swimming their horses as before. More than two weeks were now passed by them in the wild mountainous regions of Frederick County, and about the south branch of the Potomac, surveying lands and laying out lots, camped out the greater part of the time, and subsisting on wild turkeys and other game. Each one was his own cook; forked sticks served for spits, and chips of wood for dishes. The weather was unsettled. At one time their tent was blown down; at another they were driven out of it by smoke; now they were drenched with rain, and now the straw on which Washington was sleeping caught fire, and he was awakened by a companion just in time to escape a scorching.

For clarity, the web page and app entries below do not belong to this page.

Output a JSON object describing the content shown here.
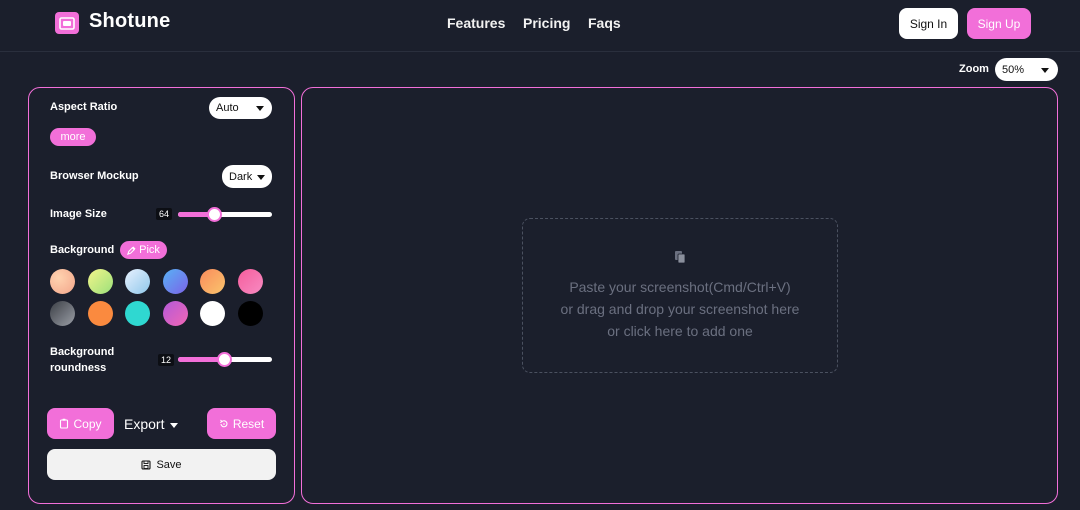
{
  "brand": {
    "name": "Shotune",
    "icon": "image-frame-icon",
    "accent": "#f26fd9"
  },
  "nav": {
    "features": "Features",
    "pricing": "Pricing",
    "faqs": "Faqs",
    "sign_in": "Sign In",
    "sign_up": "Sign Up"
  },
  "zoom": {
    "label": "Zoom",
    "value": "50%"
  },
  "controls": {
    "aspect_ratio": {
      "label": "Aspect Ratio",
      "value": "Auto",
      "more": "more"
    },
    "browser_mockup": {
      "label": "Browser Mockup",
      "value": "Dark"
    },
    "image_size": {
      "label": "Image Size",
      "value": "64"
    },
    "background": {
      "label": "Background",
      "pick": "Pick",
      "swatches": [
        "peach-gradient",
        "lime-gradient",
        "sky-gradient",
        "blue-violet-gradient",
        "orange-gradient",
        "pink-gradient",
        "gray-gradient",
        "orange-solid",
        "teal-solid",
        "purple-pink-gradient",
        "white-solid",
        "black-solid"
      ]
    },
    "background_roundness": {
      "label_line1": "Background",
      "label_line2": "roundness",
      "value": "12"
    }
  },
  "actions": {
    "copy": "Copy",
    "export": "Export",
    "reset": "Reset",
    "save": "Save"
  },
  "dropzone": {
    "line1": "Paste your screenshot(Cmd/Ctrl+V)",
    "line2": "or drag and drop your screenshot here",
    "line3": "or click here to add one",
    "icon": "clipboard-icon"
  }
}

The only variety to this camp life was a supper at the house of one Solomon Hedge, Esquire, his majesty's justice of the peace, where there were no forks at table, nor any knives, but such as the guests brought in their pockets. During their sur veys they were followed by numbers of people, some of them squatters, anxious, doubtless, to procure a cheap title to the land they had appropriated; others, German emigrants, with their wives and children, seeking a new home in the wilderness. Most of the latter could not speak English; but when spoken to, answered in their native tongue. They appeared to Washington ignorant as Indians, and uncouth, but merry and full of antic tricks." Such were the progenitors of the sturdy yeomanry now inhabiting those parts, many of whom still preserve their strong German characteristics.
"I have not slept above three or four nights in a bed," writes Washington to one of his young friends at home, "but after walking a good deal all the day I have lain down before the fire upon a little straw or fodder, or a bear skin, whichever was to be had, with man, wife, and children, like dogs and cats; and happy is he who gets the berth nearest the fire."
Having completed his surveys, he set forth from the south branch of the Potomac on his return homeward; crossed the mountains to the great Cacapehon; traversed the Shenandoah valley; passed through the Blue Ridge, and on the 12th of April found himself once more at Mount Vernon. For his services he received, according to his note-book, a doubloon per day when actively employed, and sometimes six pistoles.1
The manner in which he had acquitted himself in this arduous expedition, and his accounts of the country surveyed, gave great satisfaction to Lord Fairfax, who shortly afterward moved across the Blue Ridge, and took up his residence at the place
1 A pistole is $3.60.